20 September 2000

Nine saved from hijack plane lost at sea

By Ben Fenton, in Nashville

Nine survivors were picked up from the sea last night after a light aircraft apparently hijacked in Cuba disappeared in the Florida Strait.

One body was found. The plane, with up to 18 people on board, was being flown towards America when it disappeared from radar screens. Two of the passengers were children. The US Coast Guard, which was co-ordinating a search for the plane, said it believed that the
people picked up by a merchant ship were survivors from the plane, but could not be certain.

The pilot of the antiquated Cuban An-2 biplane, which has a maximum range of 560 miles, told air traffic controllers in Havana that he and his passengers had been hijacked after taking off from Pinar del Rio in the west of the island. The single-engine plane vanished 60
miles south-west of the Dry Tortugas, the closest American soil. Cuban authorities told American air traffic controllers the pilot reported that he had only 90 minutes of fuel left.

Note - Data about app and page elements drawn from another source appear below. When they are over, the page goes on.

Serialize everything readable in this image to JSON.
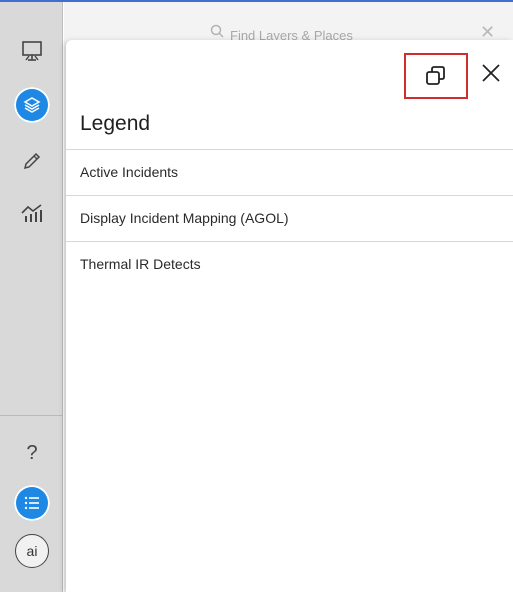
{
  "toolbar": {
    "help_label": "?",
    "ai_label": "ai"
  },
  "search": {
    "placeholder": "Find Layers & Places"
  },
  "legend_panel": {
    "title": "Legend",
    "layers": [
      {
        "label": "Active Incidents"
      },
      {
        "label": "Display Incident Mapping (AGOL)"
      },
      {
        "label": "Thermal IR Detects"
      }
    ]
  },
  "colors": {
    "accent": "#1e88e5",
    "highlight_box": "#d12d2d",
    "sidebar_bg": "#d9d9d9",
    "top_border": "#3f6fd1"
  },
  "icons": [
    "presentation-icon",
    "layers-icon",
    "pencil-icon",
    "analysis-icon",
    "help-icon",
    "legend-list-icon",
    "ai-icon",
    "search-icon",
    "dock-window-icon",
    "close-icon"
  ]
}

There were reports that the aircraft was a seaplane, but Cuban authorities said it belonged to the country's agriculture department and was equipped for crop dusting. They claimed that the pilot had dropped his technician off at an airport near Pinar del Rio and then taken off, heading to the north-east, and this was the last time the aircraft was seen by anyone on the ground. After receiving the alert from Cuba, the US air force launched two F-15 jets from Homestead Air Force Base to intercept the plane, but a Pentagon spokesman said they had never seen the AN-2 on their own radar.

An Awacs radar aircraft, several military jets, Coast Guard search planes and helicopters as well as several surface vessels, joined the search, concentrating on an area where a signal from an emergency beacon had been picked up.